What Allies Can Do to Help
No question, there are non-Muslims out there on our side ready to help. We’ve seen it most recently at the global Women’s March for social justice and equality—and it was amazing! Here are some quick and easy ways you can continue to provide support as an ally. Your partnership with Muslims in the United States against this ban is needed more than ever. Here’s what you can do:
1. Get the word out.
Alert friends, family, coworkers, and any other people on your radar of what is happening. Remind them that this is not unprecedented. Between 1938 and 1944, the United States turned away thousands of Jewish asylum seekers from Europe, due largely to antisemitism in President Franklin D. Roosevelt’s cabinet. We know what happened to those who were forced to return to Europe. More than 70% of them perished in Hitler’s “Final Solution.”
Use social media, email, word of mouth. Tell everyone you know of the dire situations in many of these countries, and why the people fleeing these areas need our compassion, not our bigotry.
2. Put those fingers to work.
Now that you’ve built a network of other allies, start emailing and snail-mailing your representatives. You can find your senators and house representatives through these links. Here, you can also find a link to locate your state legislators.
3. Get old-school.
Break out the phone and call your senators, representatives, and state legislators.
Tell everyone you know of the dire situations in many of these countries, and why the people fleeing these areas need our compassion, not our bigotry. tweet
4. Put your good boots on.

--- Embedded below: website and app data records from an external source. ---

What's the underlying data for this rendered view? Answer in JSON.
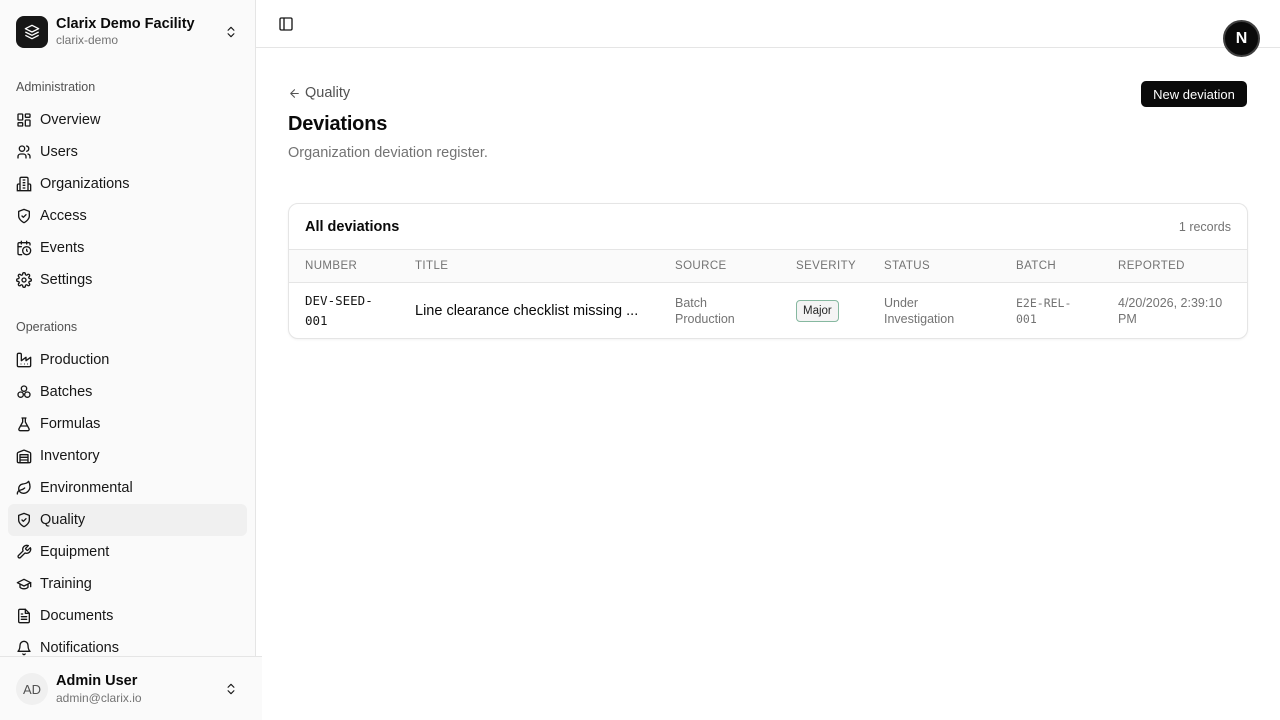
{
  "org": {
    "name": "Clarix Demo Facility",
    "slug": "clarix-demo"
  },
  "nav": {
    "administration_label": "Administration",
    "administration": [
      {
        "label": "Overview",
        "icon": "grid-icon"
      },
      {
        "label": "Users",
        "icon": "users-icon"
      },
      {
        "label": "Organizations",
        "icon": "building-icon"
      },
      {
        "label": "Access",
        "icon": "shield-check-icon"
      },
      {
        "label": "Events",
        "icon": "calendar-clock-icon"
      },
      {
        "label": "Settings",
        "icon": "gear-icon"
      }
    ],
    "operations_label": "Operations",
    "operations": [
      {
        "label": "Production",
        "icon": "factory-icon"
      },
      {
        "label": "Batches",
        "icon": "boxes-icon"
      },
      {
        "label": "Formulas",
        "icon": "flask-icon"
      },
      {
        "label": "Inventory",
        "icon": "warehouse-icon"
      },
      {
        "label": "Environmental",
        "icon": "leaf-icon"
      },
      {
        "label": "Quality",
        "icon": "shield-check-icon",
        "active": true
      },
      {
        "label": "Equipment",
        "icon": "wrench-icon"
      },
      {
        "label": "Training",
        "icon": "graduation-cap-icon"
      },
      {
        "label": "Documents",
        "icon": "document-icon"
      },
      {
        "label": "Notifications",
        "icon": "bell-icon"
      }
    ]
  },
  "user": {
    "initials": "AD",
    "name": "Admin User",
    "email": "admin@clarix.io"
  },
  "badge_letter": "N",
  "page": {
    "back_label": "Quality",
    "title": "Deviations",
    "subtitle": "Organization deviation register.",
    "new_button": "New deviation"
  },
  "table": {
    "title": "All deviations",
    "count": "1 records",
    "columns": [
      "NUMBER",
      "TITLE",
      "SOURCE",
      "SEVERITY",
      "STATUS",
      "BATCH",
      "REPORTED"
    ],
    "rows": [
      {
        "number_line1": "DEV-SEED-",
        "number_line2": "001",
        "title": "Line clearance checklist missing ...",
        "source_line1": "Batch",
        "source_line2": "Production",
        "severity": "Major",
        "status_line1": "Under",
        "status_line2": "Investigation",
        "batch_line1": "E2E-REL-",
        "batch_line2": "001",
        "reported_line1": "4/20/2026, 2:39:10",
        "reported_line2": "PM"
      }
    ]
  },
  "colors": {
    "primary": "#0a0a0a",
    "sidebar_bg": "#fafafa",
    "border": "#e5e5e5",
    "muted_text": "#737373",
    "severity_border": "#86b8a0"
  }
}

Prepare to march. No protest movement is complete without a good march, and perhaps a die-in or sit-in. Check out these practical guides to protesting and be on the lookout for future marches associated with protesting the “Muslim ban.” Don’t see one? Organize one! Strap on those comfortable shoes and get those boots on the ground.
Here are some sites that will guide you in the right direction:
- LifeHacker: How to Protest Safely and Legally
- WikiHow: How to Protest
- ACLU: What to Do If Your Rights Are Violated at a Demonstration or Protest
5. Visit your local mosque or Muslim Student Association.
Engage with the Muslims in your community. If your local mosques are holding any meetings that are open to the public, if you know of a university Muslim Student Association that could use assistance, show up.
Contact administration, community organizers, and clergy through their websites (most mosques have an online presence). If you have a hard time getting in touch through the internet, show up to Friday prayer service, and ask how you can help. Make friends, get to know your Muslim neighbors.
6. Support refugees.
Donate to organizations that support refugees that are fleeing areas in turmoil.
7. Champion civil liberties for all peoples.
Support and contact the American Civil Liberties Union.
8. Stay vigilant.
This is not the last policy Trump will create based on Islamophobic bigotry, fear, and misinformation. Stay vigilant and keep an eye on press releases and news coming out of the White House. Also pay attention to any news stories which paint Muslims as a monolithic terrorist organization. Challenge the hateful rhetoric and read news coverage from a variety of sources to get the entire story.
9. Build a bridge, tear down a wall.
Support and follow organizations like CAIR, the ACLU, CODE PINK, and ISNA.